In a not too surprising move, toy maker Hasbro has sued ASUS, claiming that the Transformer Prime tablet's name infringes trademarks related to Optimus Prime and Transformers children's toys.
Hasbro filed the lawsuit late last week in Los Angeles federal court, seeking damages and a temporary injunction. Hasbro wrote to paidContent:
Hasbro continues to aggressively protect its brands and products and the specific actions we are taking today against Asus underscores yet again Hasbro’s willingness to pursue companies who misappropriate our intellectual property for their own financial gain.
The blogosphere is currently aflutter with talk of the ITC (International Trade Commission) patent infringement decision in favor of Apple, and the resulting court order banning the import of infringing HTC devices starting April 19, 2012 (4 months from now). The ITC ruled that HTC infringed on two, relatively narrow claims in a patent related to "data tapping" that occurs at the system level in Android.
You know how your phone can automatically "see" an address or phone number on a web page or e-mail and send you to the appropriate app? Read More
Apple is famous for crafting beautifully designed products, but it is a little condescending to start giving design advice to its competitors. Nevertheless, this is exactly what Apple has done in a legal brief filed with their earlier request for a ban on Samsung's devices in the United States (a request which was denied by a district judge a few days ago). The legal brief from Apple describes both what their U.S. Read More
The patent wars between Samsung and Apple are stretching everyone pretty thin, lawyers and judges from 10 countries are contending with over 20 cases, manufacturers are having to make last minute adjustments to devices, and most importantly reporters, including yours truly, are having a hard time keeping up with it all.
Bringing the discussion stateside, on Friday a U.S. District Judge in California denied Apple's request for a preliminary injunction against Samsung. Read More
If you haven't heard, Germany has pretty much become the hotspot for smartphone and tablet patent litigation. Most recently, HTC has been hitting headlines in its ongoing battle against IPCom, an intellectual property firm. IPCom claims that HTC's smartphones violate a number of its patents in the realm of 3G GSM technology. HTC says that the last time it made a phone which might have violated those patents was in 2009, and that it has since developed a workaround which does not infringe on IPCom's patents. Read More
After winning multiple preliminary injunctions against Samsung's Galaxy Tab family (including the 10.1, 8.9, and 7.7) in Germany in the recent past, Apple is looking to add one more device to the list: Samsung's Galaxy Tab 10.1N.

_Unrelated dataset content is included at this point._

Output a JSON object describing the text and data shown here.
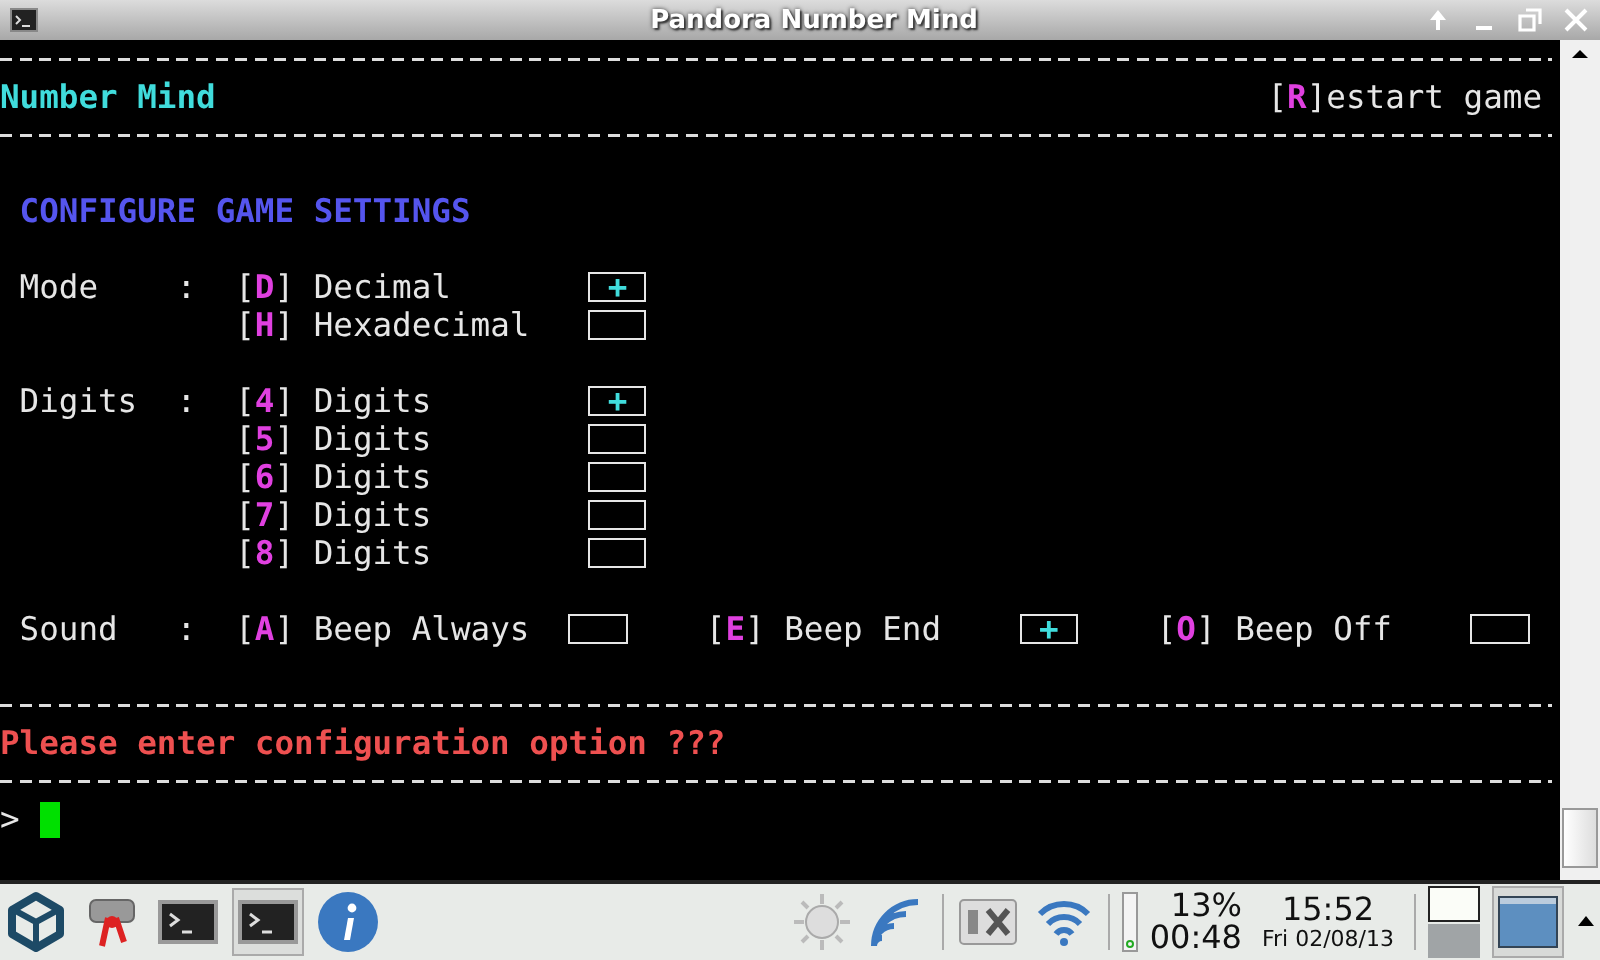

For those who don't know, the Galaxy Tab 10.1N is exactly the same as the original 10.1, except that it has a new form factor, adding a silver bezel and repositioning the tab's speaker grills. Read More
Trevor Eckhart, a developer involved in uncovering a huge security vulnerability that affected several HTC devices, was recently threatened by Carrier IQ (CIQ), a company involved in gathering various forms of user data and sending it to carriers or manufacturers for analysis. For those who haven't been following the story, here's what happened:
Trevor Eckhart found several training manuals on CIQ's website. These were publicly available. Trevor shared them with the community, explaining just how far-reaching CIQ's data collection practices are. Read More
If you don't know who Trevor Eckhart is, you might remember a little piece we published earlier this year about a massive HTC data vulnerability caused by the company's data-logging operations. Trevor was the guy who found that vulnerability and did almost all of the legwork in investigating it. Since then, Trevor has been hard at work looking at more mobile data logging applications used by various manufacturers, including one written by a company called Carrier IQ. Read More
A court in Mannheim, Germany today held a preliminary hearing in a patent dispute between Motorola Mobility and Apple Sales International (a European Apple distribution subsidiary), and it seems like Apple's on the ropes.
While the hearing didn't discuss the particular merits of Motorola's patent infringement claim against Apple, the presiding judge issued substantial blows to Apple's defense by indicating that he believed the patent-in-suit was ripe for trial. The judge also seemed to agree with Motorola's reading of that patent (also known as "construction claims") in important ways that would allow it a broader scope of applicability at trial. Read More
OK, before I even get into this post, let me be clear: this is based on old news. However, it was news that no one seemed to pick up at the time, and when we discovered it, we thought it was quite interesting.
If you're unfamiliar with Lodsys, let's start with a history lesson. They're better known as the shell corporation offspring of a company called Intellectual Ventures LLC, a patent clearinghouse owned by a group of, shall we say, enterprising individuals. Read More